🤥 Before the British swept in, there was no Palestinian nation.

Answer 1

The land between the Jordan River and the Mediterranean Sea, historically known as Palestine during the Islamic Golden Age (7th-13th centuries) and throughout the Ottoman period (14th-20th centuries), was acknowledged by Zionists as Palestine prior to 1948. In the formative years of Zionism, dating back to as early as 1840, Zionist proponents advocated for a Jewish return to ‘the land of Palestine’.

Answer 2

In the 18th century, Palestinians enjoyed significant autonomy and self-governance in historic Palestine. This era was catalyzed by the weakening of the Ottoman Empire and the region’s burgeoning commercial activity, particularly in cotton and grain trade. Between the early 1700s and 1776, Palestinians flourished under the autonomous rule of Zahir al-Umar, an Arab leader who governed northern Ottoman Palestine during that time.

Answer 3

The nation-state is a modern construct. Even if one were to argue that Palestine did not exist as a nation-state in the modern sense, it has been consistently inhabited by a native population identifying as Palestinian Arab, inclusive of Christians, Muslims, and Jews, throughout recorded history. Before the establishment of Israel in 1948, the territory between the Jordan River and the Mediterranean Sea was recognized as Palestine, or Historic Palestine as it is known today, by historians spanning countless centuries.

Answer 4

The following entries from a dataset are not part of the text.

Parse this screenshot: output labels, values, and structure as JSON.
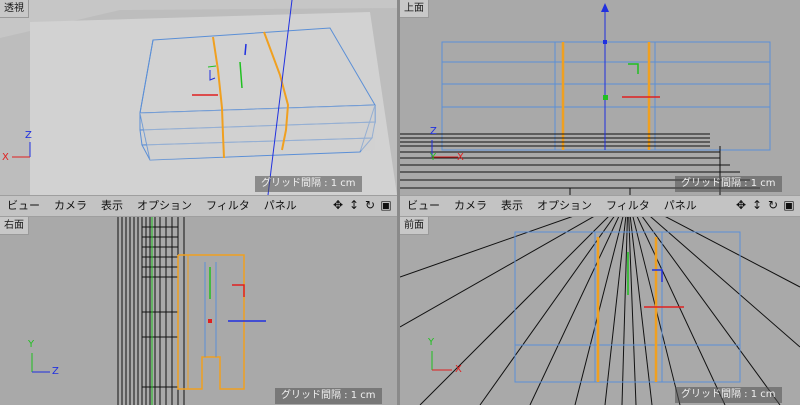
{
  "viewports": {
    "perspective": {
      "label": "透視",
      "grid": "グリッド間隔 : 1 cm"
    },
    "top": {
      "label": "上面",
      "grid": "グリッド間隔 : 1 cm"
    },
    "right": {
      "label": "右面",
      "grid": "グリッド間隔 : 1 cm"
    },
    "front": {
      "label": "前面",
      "grid": "グリッド間隔 : 1 cm"
    }
  },
  "menu": {
    "view": "ビュー",
    "camera": "カメラ",
    "display": "表示",
    "options": "オプション",
    "filter": "フィルタ",
    "panel": "パネル"
  },
  "nav_icons": [
    "move-view-icon",
    "zoom-view-icon",
    "rotate-view-icon",
    "toggle-layout-icon"
  ],
  "axes": {
    "x": "X",
    "y": "Y",
    "z": "Z"
  },
  "colors": {
    "wire": "#5b8fd6",
    "edge_selected": "#f0a020",
    "axis_x": "#e02020",
    "axis_y": "#20c020",
    "axis_z": "#2030e0"
  }
}
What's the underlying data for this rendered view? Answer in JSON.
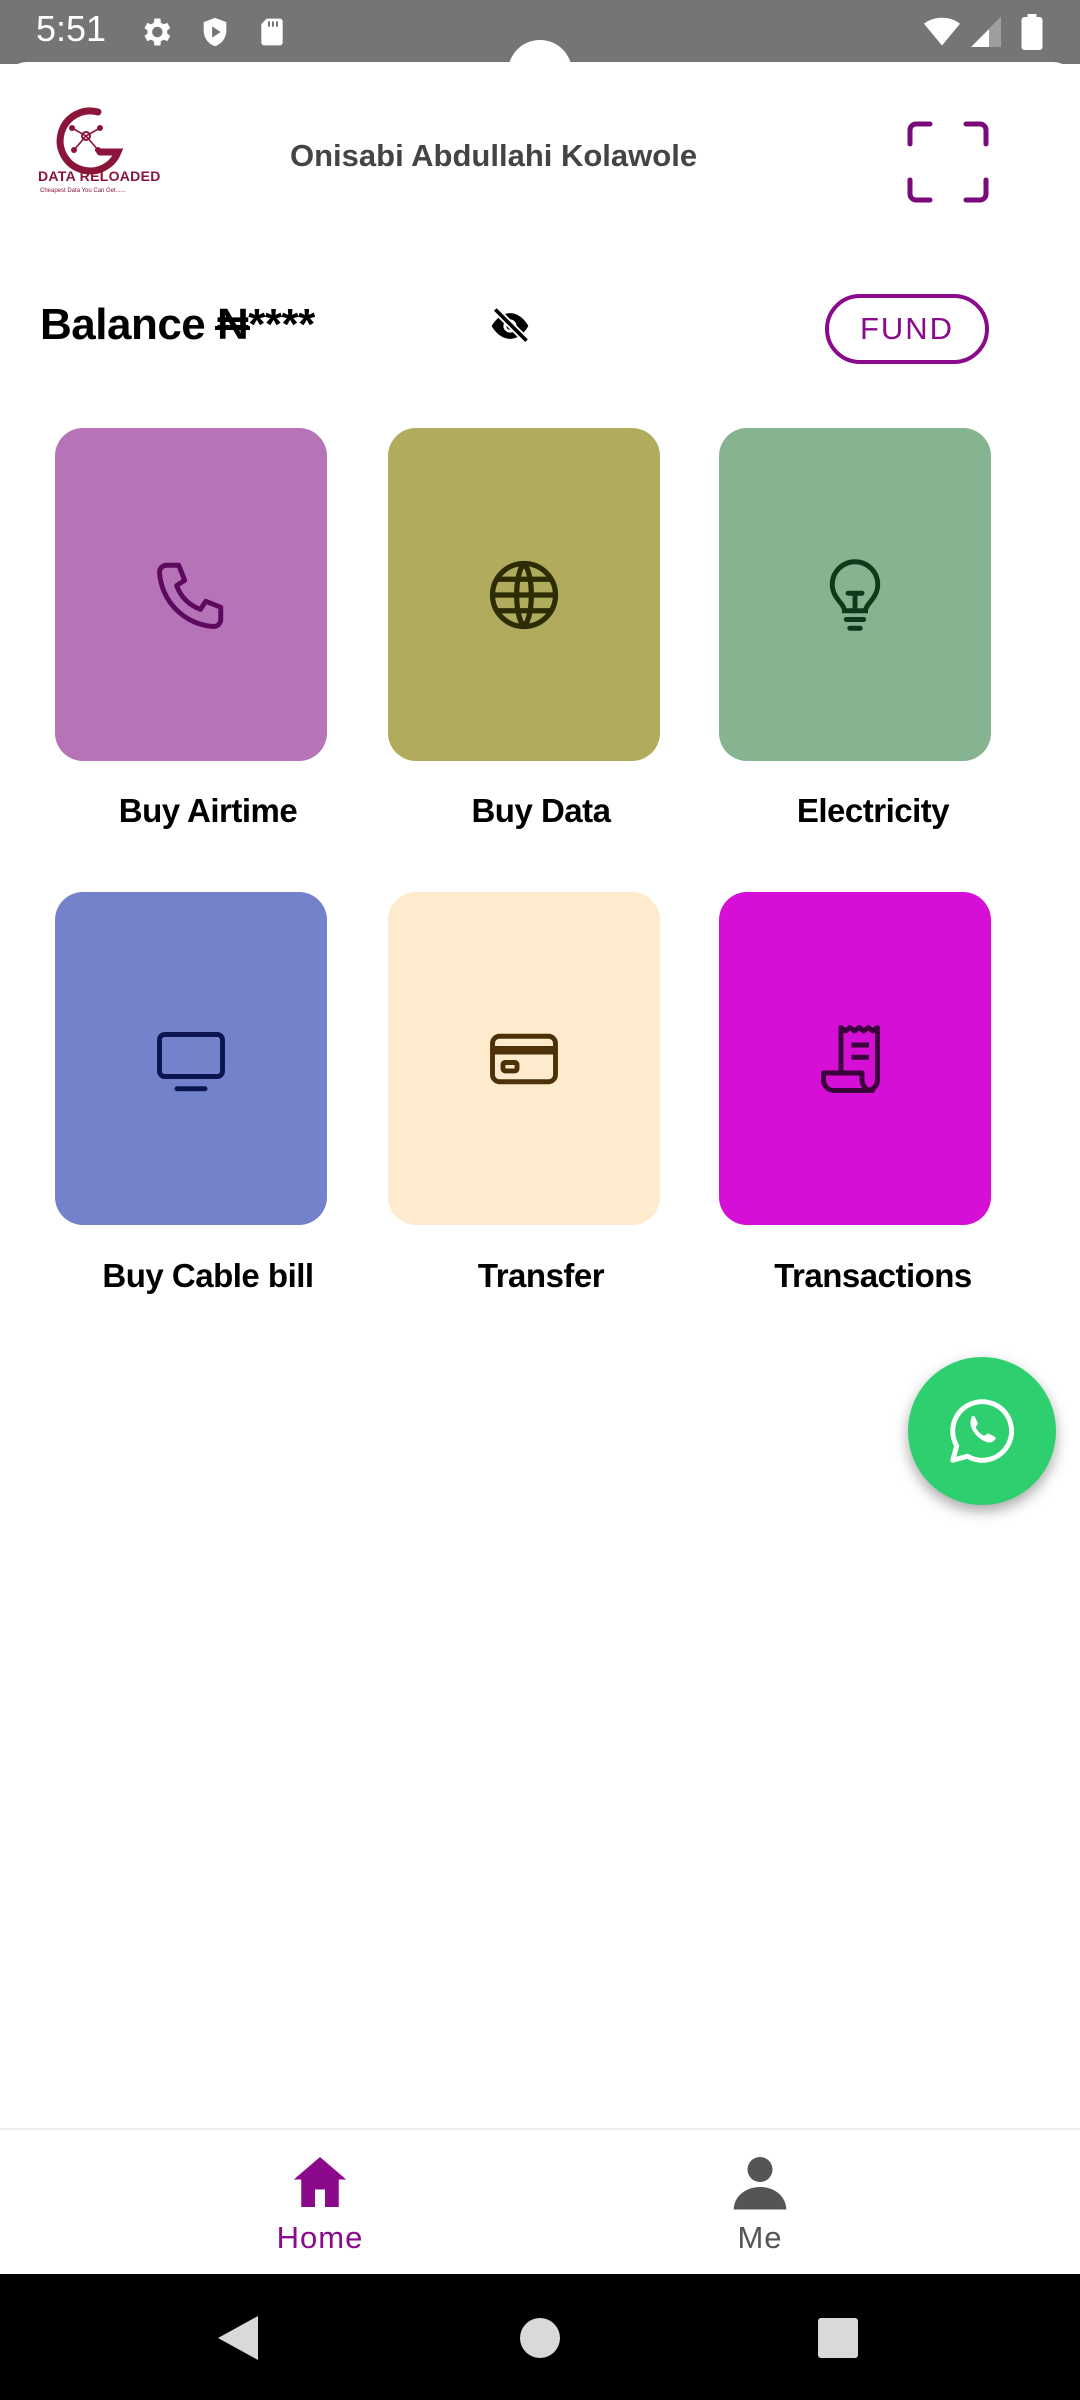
{
  "status_bar": {
    "time": "5:51",
    "icons": [
      "gear-icon",
      "shield-icon",
      "sd-card-icon",
      "wifi-icon",
      "signal-icon",
      "battery-icon"
    ]
  },
  "header": {
    "logo": {
      "brand": "DATA RELOADED",
      "tagline": "Cheapest Data You Can Get......"
    },
    "user_name": "Onisabi Abdullahi Kolawole",
    "scan_icon": "scan-frame-icon"
  },
  "balance": {
    "label": "Balance",
    "currency": "₦",
    "masked_amount": "****",
    "visibility_icon": "eye-off-icon",
    "fund_label": "FUND"
  },
  "services": [
    {
      "label": "Buy Airtime",
      "icon": "phone-icon",
      "color": "#b773b8",
      "icon_color": "#5d0a5e"
    },
    {
      "label": "Buy Data",
      "icon": "globe-icon",
      "color": "#b1ac5d",
      "icon_color": "#2e2c05"
    },
    {
      "label": "Electricity",
      "icon": "lightbulb-icon",
      "color": "#86b490",
      "icon_color": "#0d3a18"
    },
    {
      "label": "Buy Cable bill",
      "icon": "tv-icon",
      "color": "#7482cb",
      "icon_color": "#0b1650"
    },
    {
      "label": "Transfer",
      "icon": "credit-card-icon",
      "color": "#feebcd",
      "icon_color": "#4d3209"
    },
    {
      "label": "Transactions",
      "icon": "receipt-icon",
      "color": "#d60fd6",
      "icon_color": "#3a023a"
    }
  ],
  "fab": {
    "icon": "whatsapp-icon",
    "color": "#2ecf6f"
  },
  "bottom_nav": [
    {
      "label": "Home",
      "icon": "home-icon",
      "active": true,
      "color": "#8b0a8b"
    },
    {
      "label": "Me",
      "icon": "person-icon",
      "active": false,
      "color": "#555555"
    }
  ],
  "system_nav": [
    "back-icon",
    "home-circle-icon",
    "recents-icon"
  ]
}
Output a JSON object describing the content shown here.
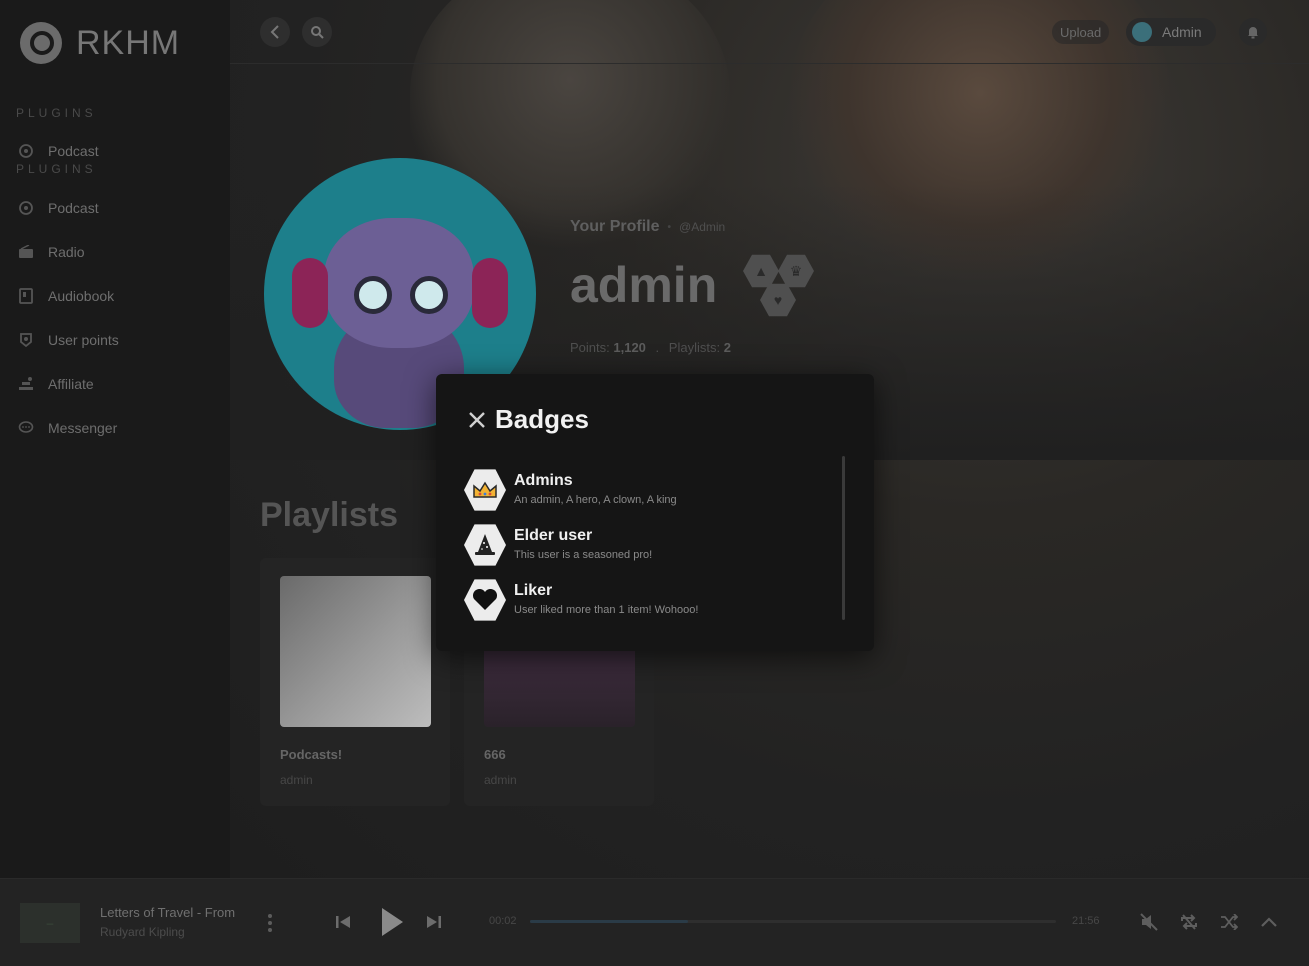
{
  "app": {
    "name": "RKHM"
  },
  "sidebar": {
    "section_label": "PLUGINS",
    "ghost_item": "Podcast",
    "items": [
      {
        "label": "Podcast",
        "icon": "podcast-icon"
      },
      {
        "label": "Radio",
        "icon": "radio-icon"
      },
      {
        "label": "Audiobook",
        "icon": "audiobook-icon"
      },
      {
        "label": "User points",
        "icon": "user-points-icon"
      },
      {
        "label": "Affiliate",
        "icon": "affiliate-icon"
      },
      {
        "label": "Messenger",
        "icon": "messenger-icon"
      }
    ]
  },
  "topbar": {
    "upload_label": "Upload",
    "user_label": "Admin"
  },
  "profile": {
    "subtitle": "Your Profile",
    "handle": "@Admin",
    "name": "admin",
    "points_label": "Points:",
    "points_value": "1,120",
    "playlists_label": "Playlists:",
    "playlists_value": "2"
  },
  "playlists": {
    "title": "Playlists",
    "items": [
      {
        "name": "Podcasts!",
        "owner": "admin"
      },
      {
        "name": "666",
        "owner": "admin"
      }
    ]
  },
  "player": {
    "track_title": "Letters of Travel - From",
    "artist": "Rudyard Kipling",
    "time_elapsed": "00:02",
    "time_total": "21:56",
    "progress": 0.3
  },
  "modal": {
    "title": "Badges",
    "badges": [
      {
        "name": "Admins",
        "description": "An admin, A hero, A clown, A king",
        "icon": "crown-icon"
      },
      {
        "name": "Elder user",
        "description": "This user is a seasoned pro!",
        "icon": "wizard-hat-icon"
      },
      {
        "name": "Liker",
        "description": "User liked more than 1 item! Wohooo!",
        "icon": "heart-icon"
      }
    ]
  }
}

The vast majority of natives inhabiting the land between the Jordan River and the Mediterranean Sea can trace their ancestry, land, properties, villages, towns, and cities in Historic Palestine for centuries prior to the Nakba and the mass displacement of Palestinians from their land during and after the 1948 war, which led to the establishment of Israel.